GLOBAL MARKETS-Stocks rise on strong earnings; IMF boosts sentiment


(Changes throughout, updates prices)

By Matt Scuffham

NEW YORK, Jan 26 (Reuters) – Global stocks rose on Tuesday, helped by strong corporate earnings in the United States and Europe, while sentiment was boosted by the International Monetary Fund raising its forecast for global growth in 2021.

Wall Street’s main indexes all rose. Impressive results from a slew of companies, including General Electric and Johnson & Johnson, pushed the S&P 500 to a record high.

By 2:41 p.m. ET, the Dow Jones Industrial Average rose 33.43 points, or 0.11%, to 30,993.43, the S&P 500 gained 2.15 points, or 0.06%, to 3,857.51 and the Nasdaq Composite added 19.79 points, or 0.15%, to 13,655.78.

European stocks also advanced, shrugging off political upheaval in Italy, as strong earnings from wealth manager UBS and auto parts maker Autoliv added to a string of upbeat corporate updates.

The pan-European STOXX 600 index closed up 0.6%, with a rally in automakers, industrial companies and SAP helping the German DAX outperform.

Europe’s broad FTSEurofirst 300 index added 0.64 percent at 1,573.47.

The IMF raised its forecast for global economic growth in 2021 and said the coronavirus-triggered downturn in 2020 would be nearly a full percentage point less severe than expected.

Italy’s FTSE MIB rose 1.2% after Prime Minister Giuseppe Conte handed in his resignation to the head of state, hoping he would be given an opportunity to put together a new coalition and rebuild his parliamentary majority.

The MSCI world equity index, which tracks shares in 49 nations, fell 1.06 points, or 0.16 percent to 667.02.

After a “buy everything” rally over several months supported by money-printing pandemic stimulus packages, near-zero interest rates and the start of COVID-19 vaccination programs, some investors are worried markets may be near “bubble” territory.

They point to rocketing prices of assets such as bitcoin or, on Monday, the soaring stock of short-squeezed videogame retailer Gamestop.

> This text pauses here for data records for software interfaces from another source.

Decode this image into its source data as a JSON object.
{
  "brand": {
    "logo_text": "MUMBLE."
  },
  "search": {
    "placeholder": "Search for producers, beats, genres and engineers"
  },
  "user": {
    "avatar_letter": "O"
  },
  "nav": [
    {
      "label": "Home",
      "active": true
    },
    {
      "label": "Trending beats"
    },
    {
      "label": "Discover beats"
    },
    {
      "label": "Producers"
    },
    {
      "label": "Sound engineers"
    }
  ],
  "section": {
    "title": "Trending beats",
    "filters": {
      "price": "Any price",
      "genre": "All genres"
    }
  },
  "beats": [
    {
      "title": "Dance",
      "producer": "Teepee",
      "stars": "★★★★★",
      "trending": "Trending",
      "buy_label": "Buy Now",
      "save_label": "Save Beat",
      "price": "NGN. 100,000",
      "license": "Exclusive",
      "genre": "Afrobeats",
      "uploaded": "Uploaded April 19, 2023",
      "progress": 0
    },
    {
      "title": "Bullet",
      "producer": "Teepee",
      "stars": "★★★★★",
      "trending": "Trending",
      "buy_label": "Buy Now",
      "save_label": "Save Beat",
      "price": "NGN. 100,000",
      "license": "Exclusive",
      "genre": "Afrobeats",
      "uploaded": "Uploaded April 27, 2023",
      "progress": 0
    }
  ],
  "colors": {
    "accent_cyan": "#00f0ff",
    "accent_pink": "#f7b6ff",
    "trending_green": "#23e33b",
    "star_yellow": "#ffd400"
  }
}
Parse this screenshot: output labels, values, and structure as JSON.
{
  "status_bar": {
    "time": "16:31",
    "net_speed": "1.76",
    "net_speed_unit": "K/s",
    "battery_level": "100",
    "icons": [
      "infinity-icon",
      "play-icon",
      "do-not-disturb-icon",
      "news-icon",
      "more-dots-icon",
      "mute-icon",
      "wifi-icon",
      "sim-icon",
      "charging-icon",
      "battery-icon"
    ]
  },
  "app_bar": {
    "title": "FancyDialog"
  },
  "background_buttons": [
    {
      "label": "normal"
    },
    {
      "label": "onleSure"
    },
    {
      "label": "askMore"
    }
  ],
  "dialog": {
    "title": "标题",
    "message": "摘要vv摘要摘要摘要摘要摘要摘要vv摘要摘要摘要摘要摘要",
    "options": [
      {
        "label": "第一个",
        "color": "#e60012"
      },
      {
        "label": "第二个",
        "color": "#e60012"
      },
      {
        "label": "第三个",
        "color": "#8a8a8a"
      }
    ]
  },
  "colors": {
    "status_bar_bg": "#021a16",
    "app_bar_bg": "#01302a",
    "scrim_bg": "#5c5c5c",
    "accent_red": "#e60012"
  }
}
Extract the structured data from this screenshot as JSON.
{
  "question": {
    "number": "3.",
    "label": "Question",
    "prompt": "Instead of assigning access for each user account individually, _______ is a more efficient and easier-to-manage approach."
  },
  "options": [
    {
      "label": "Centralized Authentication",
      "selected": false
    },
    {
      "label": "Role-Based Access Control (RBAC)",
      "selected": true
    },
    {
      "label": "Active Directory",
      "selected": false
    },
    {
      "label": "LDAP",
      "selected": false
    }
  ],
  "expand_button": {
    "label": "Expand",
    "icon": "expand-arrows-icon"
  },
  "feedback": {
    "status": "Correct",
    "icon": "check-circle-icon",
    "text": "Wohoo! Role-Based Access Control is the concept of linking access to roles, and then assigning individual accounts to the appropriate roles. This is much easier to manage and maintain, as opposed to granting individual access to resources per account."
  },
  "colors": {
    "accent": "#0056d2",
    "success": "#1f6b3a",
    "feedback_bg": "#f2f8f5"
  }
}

“There is room for some consolidation,” said Francois Savary, chief investment officer at Swiss wealth manager Prime Partners.

Investors were watching as the Federal Reserve kicked off its two-day policy meeting.

“Investors don’t expect the Fed to give any reason to think they are getting closer to talking about when they will consider scaling back QE, but nervousness is brewing on Wall Street,” said Edward Moya, senior market analyst at OANDA in New York.

Mounting coronavirus cases and uncertainty over the timing and size of fiscal stimulus also tempered sentiment.

Disagreements have meant months of indecision in the United States, where new cases have been above 175,000 a day and millions of people are out of work.

Democrats in the U.S. Senate will act alone to approve a fresh round of stimulus if Republicans do not support the measure, Majority Leader Chuck Schumer said.

U.S. Treasury yields were narrowly mixed in choppy trading, after hitting three-week lows on the long end of the curve, as investors remained cautious about the size of a U.S. stimulus package and the slow global roll-out of coronavirus vaccines.

Benchmark 10-year notes last fell 1/32 in price to yield 1.0414%, from 1.04% late on Monday.

The dollar index, which tracks the greenback versus a basket of six currencies, fell 0.226 points, or 0.25 percent, to 90.165.

MSCI’s broadest index of Asia-Pacific shares outside Japan fell 11.47 points or 1.58% in Asia overnight. South Korea and Hong Kong topped losers, each falling more than 2%. The sell-off also caused Japanese stocks to slip 1% and Chinese blue-chips to tumble 2%, their biggest one-day loss since Sept. 9.

All had touched milestone highs earlier this month.

Gold prices edged lower. Spot gold fell $ -5.4215, or -0.29 percent, to $ 1,849.57 an ounce. U.S. gold futures settled down 0.2% at $ 1,850.90.

U.S. crude oil futures settled at $ 52.61 a barrel, down 16 cents or 0.30%. Brent crude futures settled at $ 55.91 a barrel, up 3 cents or 0.05%.

(Reporting by Matt Scuffham; Editing by Dan Grebler/Mark Heinrich)